The bell tower has 23 bells, with the clock bell named Great Abel after Abel Heywood. It first rang in New Year’s Day of 1879 but cracked and had to be replaced. It is inscribed with Heywood’s initials and the Alfred Tennyson line Ring out the false, ring in the true.
Heywood from was from a poor background but rose to great heights. He ran a bookselling business on Oldham Street for many years and was imprisoned in 1832 for four months for refusing to pay a £48 fine stamp duty which would have suppressed mass publishing. He later went onto become Mayor of Manchester twice. His interest in publishing for the masses continued throughout his life. Seeing as there were no affordable travel guides for workers to take advantage of the expanding rail networks, he began to publish a series of Penny Guides, short travel guides that covered such places as Buxton, Bath and the Isle of Wight.
It was decided to recast the bells (apart from Great Abel) in 1937 to commemorate a new King, which proved to be a costly error. The bells were engraved with the title of ‘King Edward VIII’, but Edward then decided to abdicate, so they had to be re-engraved for the King who replaced him, known as George VI (not that many people would ever have seen the engraving).

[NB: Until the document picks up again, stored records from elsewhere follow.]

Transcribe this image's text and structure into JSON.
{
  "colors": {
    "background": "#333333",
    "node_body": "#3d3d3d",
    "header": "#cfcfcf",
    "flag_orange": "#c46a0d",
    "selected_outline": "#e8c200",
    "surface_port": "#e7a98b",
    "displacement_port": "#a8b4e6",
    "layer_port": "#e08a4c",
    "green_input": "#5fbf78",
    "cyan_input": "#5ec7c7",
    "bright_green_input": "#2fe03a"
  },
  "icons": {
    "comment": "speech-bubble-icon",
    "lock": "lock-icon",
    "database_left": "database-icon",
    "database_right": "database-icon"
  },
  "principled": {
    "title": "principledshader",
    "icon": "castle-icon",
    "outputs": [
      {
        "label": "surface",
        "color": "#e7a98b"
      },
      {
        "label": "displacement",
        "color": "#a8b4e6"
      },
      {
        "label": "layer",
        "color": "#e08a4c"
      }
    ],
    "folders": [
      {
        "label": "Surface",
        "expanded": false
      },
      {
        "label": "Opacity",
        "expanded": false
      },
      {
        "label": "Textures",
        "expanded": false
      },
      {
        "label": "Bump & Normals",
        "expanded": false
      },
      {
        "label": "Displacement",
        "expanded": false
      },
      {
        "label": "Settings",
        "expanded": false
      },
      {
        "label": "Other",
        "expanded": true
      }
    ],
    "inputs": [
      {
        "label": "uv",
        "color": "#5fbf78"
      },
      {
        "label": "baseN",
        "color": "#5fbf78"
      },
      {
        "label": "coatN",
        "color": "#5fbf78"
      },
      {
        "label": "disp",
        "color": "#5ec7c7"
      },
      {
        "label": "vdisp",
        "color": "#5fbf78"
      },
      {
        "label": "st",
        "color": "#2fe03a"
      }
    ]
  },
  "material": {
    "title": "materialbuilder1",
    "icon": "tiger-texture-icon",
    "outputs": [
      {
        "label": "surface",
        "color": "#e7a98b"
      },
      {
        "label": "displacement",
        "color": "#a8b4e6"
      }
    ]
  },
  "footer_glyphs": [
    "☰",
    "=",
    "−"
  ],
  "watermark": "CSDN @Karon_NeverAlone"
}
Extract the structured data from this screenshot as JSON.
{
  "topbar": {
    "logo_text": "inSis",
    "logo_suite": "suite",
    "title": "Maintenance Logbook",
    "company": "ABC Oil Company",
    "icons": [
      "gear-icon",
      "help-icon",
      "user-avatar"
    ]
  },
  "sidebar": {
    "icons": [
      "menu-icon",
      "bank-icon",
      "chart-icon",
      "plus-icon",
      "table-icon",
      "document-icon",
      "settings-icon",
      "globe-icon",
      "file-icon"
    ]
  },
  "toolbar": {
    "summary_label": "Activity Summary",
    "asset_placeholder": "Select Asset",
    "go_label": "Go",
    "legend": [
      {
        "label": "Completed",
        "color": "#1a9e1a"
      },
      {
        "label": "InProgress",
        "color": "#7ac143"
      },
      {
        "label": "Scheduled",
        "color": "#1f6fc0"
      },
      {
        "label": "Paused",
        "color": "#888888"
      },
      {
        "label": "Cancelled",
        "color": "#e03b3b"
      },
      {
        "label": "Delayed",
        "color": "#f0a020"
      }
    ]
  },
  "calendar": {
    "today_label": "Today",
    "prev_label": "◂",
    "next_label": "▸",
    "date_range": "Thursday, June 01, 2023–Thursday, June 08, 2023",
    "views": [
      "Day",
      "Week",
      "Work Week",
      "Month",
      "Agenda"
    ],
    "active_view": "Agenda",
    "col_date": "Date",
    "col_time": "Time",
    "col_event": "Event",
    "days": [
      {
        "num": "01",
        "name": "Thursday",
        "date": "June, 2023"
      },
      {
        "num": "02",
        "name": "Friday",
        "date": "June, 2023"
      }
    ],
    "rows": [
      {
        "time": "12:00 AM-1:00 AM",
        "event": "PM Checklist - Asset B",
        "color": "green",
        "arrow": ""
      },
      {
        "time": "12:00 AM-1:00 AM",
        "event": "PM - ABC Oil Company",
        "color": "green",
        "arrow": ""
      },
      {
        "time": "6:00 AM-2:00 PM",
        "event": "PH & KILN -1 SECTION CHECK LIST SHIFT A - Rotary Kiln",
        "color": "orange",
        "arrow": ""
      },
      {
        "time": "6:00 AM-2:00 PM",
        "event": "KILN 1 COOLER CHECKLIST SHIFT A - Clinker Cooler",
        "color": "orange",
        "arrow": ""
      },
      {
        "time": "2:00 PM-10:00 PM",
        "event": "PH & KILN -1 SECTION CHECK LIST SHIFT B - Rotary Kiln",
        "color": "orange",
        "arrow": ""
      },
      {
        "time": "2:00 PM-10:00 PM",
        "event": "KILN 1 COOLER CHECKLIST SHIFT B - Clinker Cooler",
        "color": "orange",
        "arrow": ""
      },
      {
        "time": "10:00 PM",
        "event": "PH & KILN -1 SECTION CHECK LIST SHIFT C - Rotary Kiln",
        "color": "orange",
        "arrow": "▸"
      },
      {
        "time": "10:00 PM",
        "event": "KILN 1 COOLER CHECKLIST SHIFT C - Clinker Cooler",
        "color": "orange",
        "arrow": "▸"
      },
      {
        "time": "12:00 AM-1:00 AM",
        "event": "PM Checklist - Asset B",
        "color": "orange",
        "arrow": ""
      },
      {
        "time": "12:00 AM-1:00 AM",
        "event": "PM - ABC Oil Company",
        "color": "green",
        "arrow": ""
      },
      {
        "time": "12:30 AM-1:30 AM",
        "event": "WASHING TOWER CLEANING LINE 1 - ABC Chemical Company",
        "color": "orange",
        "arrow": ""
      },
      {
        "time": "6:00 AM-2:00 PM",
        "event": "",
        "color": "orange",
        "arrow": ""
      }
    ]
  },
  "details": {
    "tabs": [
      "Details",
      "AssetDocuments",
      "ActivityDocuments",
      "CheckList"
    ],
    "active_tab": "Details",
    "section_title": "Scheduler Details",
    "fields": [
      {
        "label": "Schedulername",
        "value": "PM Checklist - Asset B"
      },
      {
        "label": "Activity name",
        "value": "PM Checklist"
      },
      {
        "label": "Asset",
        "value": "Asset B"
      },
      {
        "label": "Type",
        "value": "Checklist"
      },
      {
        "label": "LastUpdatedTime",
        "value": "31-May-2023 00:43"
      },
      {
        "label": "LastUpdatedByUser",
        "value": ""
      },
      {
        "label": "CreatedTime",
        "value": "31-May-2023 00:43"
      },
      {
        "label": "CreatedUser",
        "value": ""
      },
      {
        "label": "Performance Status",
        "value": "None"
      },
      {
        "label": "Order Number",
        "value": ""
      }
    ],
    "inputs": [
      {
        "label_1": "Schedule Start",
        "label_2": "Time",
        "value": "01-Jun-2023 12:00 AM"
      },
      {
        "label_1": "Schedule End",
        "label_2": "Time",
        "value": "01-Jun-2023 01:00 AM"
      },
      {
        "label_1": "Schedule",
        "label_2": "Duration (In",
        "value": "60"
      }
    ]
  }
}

The clock face bears the inscription Teach us to number our Days and once you reach the summit and wander around outside you can almost reach out and touch the city’s four guardian angels with hearts of stone. It is quite a moving moment.
The views on each floor of the tower’s innards are fascinating – the mechanism room and the dial room are steps back in time and ascending the many stairs is not for the faint hearted. Glimpses of the triangular town hall’s design can be seen at certain points, and an ever distant Manchester looms below. On a clear day you can see out to the wonderful countryside surrounding the city, on a gloomy day there is a sense of history and industrial heritage in the air. You can imagine the atmosphere chock a block with soot and pollution in its heyday when the local mills and factories belched out fumes and destroyed the lives of the workforce within, whilst city elders basked in comfort in their palatial and modern Town Hall.
To this day the town hall clock issues forth its evocative chimes on the quarter hour, resounding across the city, although chimes are switched off at 9 p.m. for the night as they disturb residents and hotel visitors within earshot…What would Mr Abel say?